According to the police, Ullah has been in the United States for seven years, which suggests to me that he may have become radicalized here.

As I have said from time to time, to know us isn't necessarily to love us.

So far, I haven't seen anything on his immigration status, or why he was permitted to come here originally, though I would guess that he didn't come on an H1-B visa.
- 1:03 PM, 11 December 2017   [link]

It's Foggy Down Here, But Clear Above The Fog:  So the Mt. Rainier cameras are showing some lovely scenes.  (And the Mt. St. Helens cameras may do the same later this afternoon.)

As I write, you can see a good view of Mt. Adams from the Muir camera.

The weather forecasters are predicting that this inversion, unusual for Decembers here, will last a few more days.
- 10:29 AM, 11 December 2017   [link]

Today's "Pepper . . . And Salt" is amusing.
- 10:11 AM, 11 December 2017   [link]

It Is Probably Just A Coincidence:  But in recent weeks, local TV stations have run these three movies:   All the King's Men (2006 version), The Caine Mutiny, and The Manchurian Candidate.

In order, a movie about a corrupt demagogue with strong appeal to poor Southern whites, a movie about a leader who cracks up under pressure, and a movie about an American who is a Russian agent.

As I said, it is probably just a coincidence.
- 5:41 PM, 10 December 2017   [link]

Dour George Will Finds Reasons For Hilarity in this last year's events.

For instance.
Washington's subway banned a civil liberties group's ad consisting entirely of the text of the First Amendment, which ostensibly violated the rule against ads "intended to influence members of the public regarding an issue on which there are varying opinions."
Now that is almost too perfect.

(Will has reasons to be dour.)
- 3:03 PM, 10 December 2017   [link]

This Week's Collection Of Political Cartoons from Politico.

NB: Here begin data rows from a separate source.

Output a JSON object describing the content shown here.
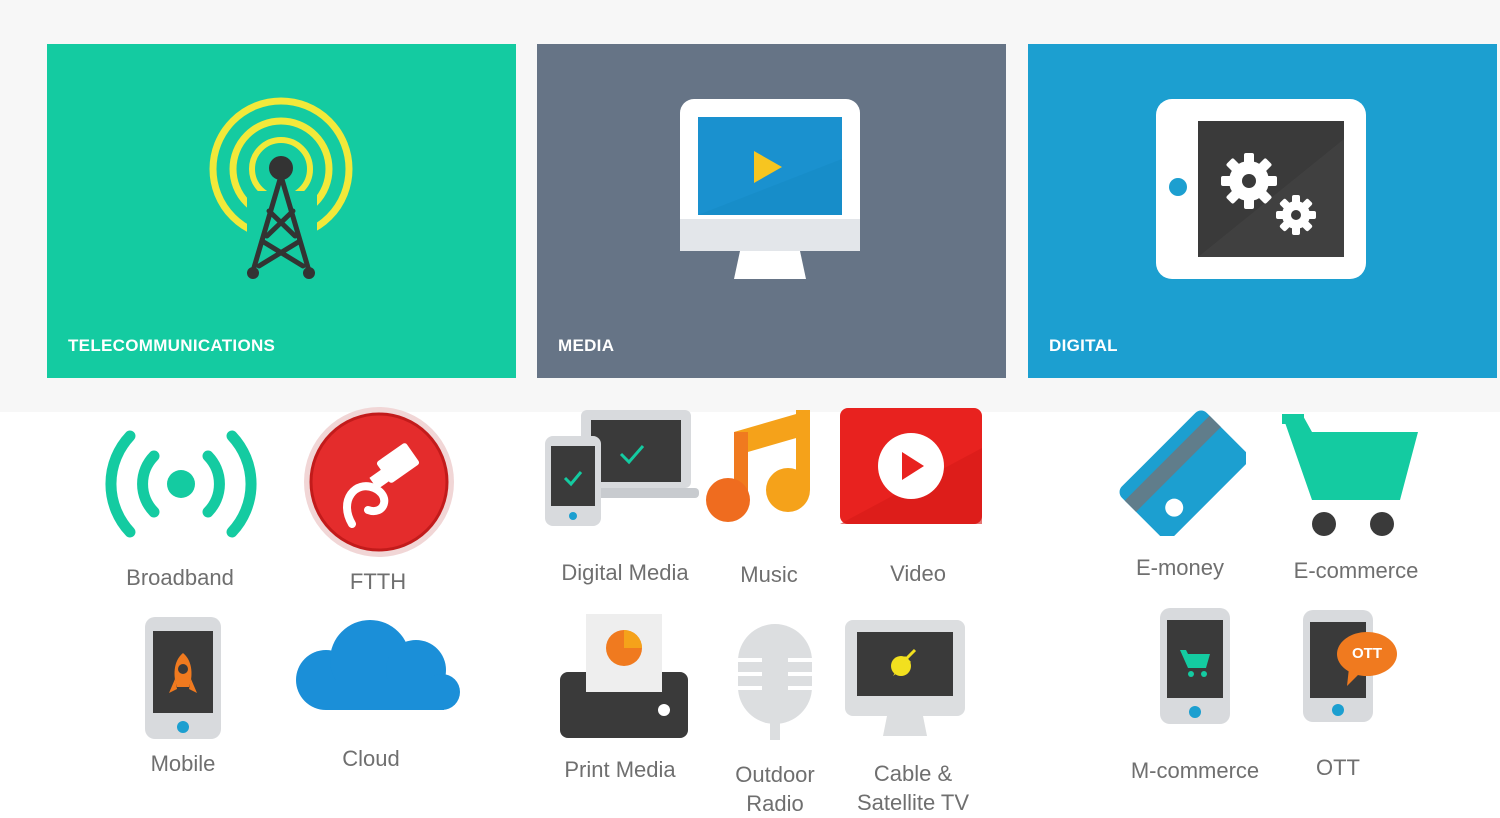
{
  "tiles": [
    {
      "label": "TELECOMMUNICATIONS",
      "color": "#14cba1",
      "icon": "antenna-tower-icon"
    },
    {
      "label": "MEDIA",
      "color": "#667486",
      "icon": "monitor-play-icon"
    },
    {
      "label": "DIGITAL",
      "color": "#1c9fd0",
      "icon": "tablet-gears-icon"
    }
  ],
  "telecom_services": {
    "broadband": "Broadband",
    "ftth": "FTTH",
    "mobile": "Mobile",
    "cloud": "Cloud"
  },
  "media_services": {
    "digital_media": "Digital Media",
    "music": "Music",
    "video": "Video",
    "print_media": "Print Media",
    "outdoor_radio_line1": "Outdoor",
    "outdoor_radio_line2": "Radio",
    "cable_tv_line1": "Cable &",
    "cable_tv_line2": "Satellite TV"
  },
  "digital_services": {
    "emoney": "E-money",
    "ecommerce": "E-commerce",
    "mcommerce": "M-commerce",
    "ott": "OTT",
    "ott_badge": "OTT"
  }
}
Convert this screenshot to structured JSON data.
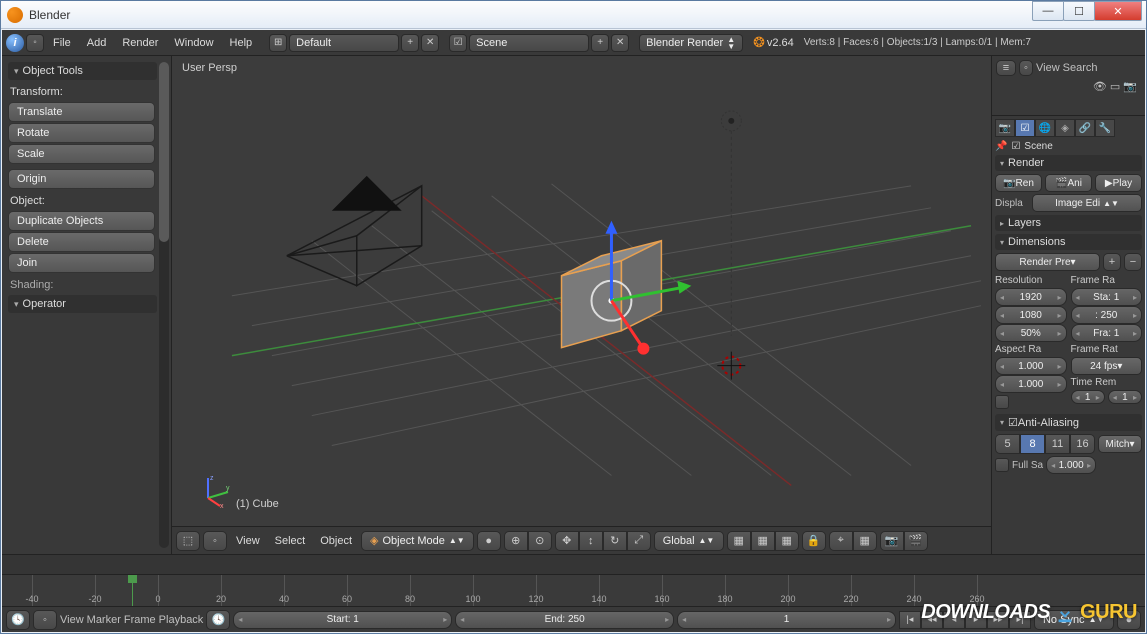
{
  "window": {
    "title": "Blender"
  },
  "menubar": {
    "items": [
      "File",
      "Add",
      "Render",
      "Window",
      "Help"
    ],
    "layout_value": "Default",
    "scene_value": "Scene",
    "engine_value": "Blender Render",
    "version": "v2.64",
    "stats": "Verts:8 | Faces:6 | Objects:1/3 | Lamps:0/1 | Mem:7"
  },
  "toolbox": {
    "header": "Object Tools",
    "transform_label": "Transform:",
    "transform_buttons": [
      "Translate",
      "Rotate",
      "Scale"
    ],
    "origin_button": "Origin",
    "object_label": "Object:",
    "object_buttons": [
      "Duplicate Objects",
      "Delete",
      "Join"
    ],
    "shading_label": "Shading:",
    "operator_header": "Operator"
  },
  "viewport": {
    "persp_label": "User Persp",
    "object_label": "(1) Cube",
    "header": {
      "menus": [
        "View",
        "Select",
        "Object"
      ],
      "mode": "Object Mode",
      "orientation": "Global"
    }
  },
  "outliner": {
    "menus": [
      "View",
      "Search"
    ]
  },
  "props": {
    "context_label": "Scene",
    "render_header": "Render",
    "render_buttons": [
      "Ren",
      "Ani",
      "Play"
    ],
    "display_label": "Displa",
    "display_value": "Image Edi",
    "layers_header": "Layers",
    "dimensions_header": "Dimensions",
    "preset_value": "Render Pre",
    "resolution_label": "Resolution",
    "frame_range_label": "Frame Ra",
    "res_x": "1920",
    "res_y": "1080",
    "res_pct": "50%",
    "frame_start": "Sta: 1",
    "frame_end": ": 250",
    "frame_step": "Fra: 1",
    "aspect_label": "Aspect Ra",
    "frame_rate_label": "Frame Rat",
    "aspect_x": "1.000",
    "fps_value": "24 fps",
    "aspect_y": "1.000",
    "time_label": "Time Rem",
    "aa_header": "Anti-Aliasing",
    "aa_samples": [
      "5",
      "8",
      "11",
      "16"
    ],
    "aa_filter": "Mitch",
    "full_sample": "Full Sa",
    "filter_size": "1.000"
  },
  "timeline": {
    "ticks": [
      "-40",
      "-20",
      "0",
      "20",
      "40",
      "60",
      "80",
      "100",
      "120",
      "140",
      "160",
      "180",
      "200",
      "220",
      "240",
      "260"
    ],
    "menus": [
      "View",
      "Marker",
      "Frame",
      "Playback"
    ],
    "start_label": "Start: 1",
    "end_label": "End: 250",
    "current": "1",
    "sync": "No Sync"
  },
  "watermark": {
    "text1": "DOWNLOADS",
    "text2": "GURU"
  }
}
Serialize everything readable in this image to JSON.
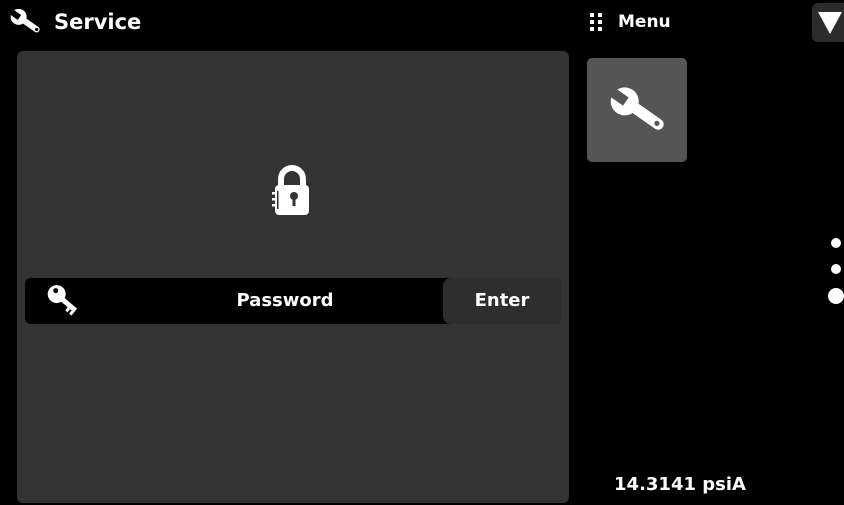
{
  "header": {
    "title": "Service",
    "title_icon": "wrench-icon",
    "menu_label": "Menu",
    "menu_icon": "grip-icon",
    "dropdown_icon": "triangle-down-icon"
  },
  "panel": {
    "lock_icon": "padlock-icon",
    "password": {
      "key_icon": "key-icon",
      "placeholder": "Password",
      "enter_label": "Enter"
    }
  },
  "sidebar": {
    "tile_icon": "wrench-icon"
  },
  "pager": {
    "page_count": 3,
    "active_page": 3
  },
  "status": {
    "reading": "14.3141 psiA"
  },
  "colors": {
    "background": "#000000",
    "panel": "#333333",
    "tile": "#555555",
    "text": "#ffffff"
  }
}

My favorites:  Gustavo Rodriguez's Kim, Michael Ramirez's Kim, and Ramirez's Palestinian.

(The fourth cartoon, by Jeff Danziger, comes awfully close to bigotry.)
- 10:31 AM, 9 December 2017   [link]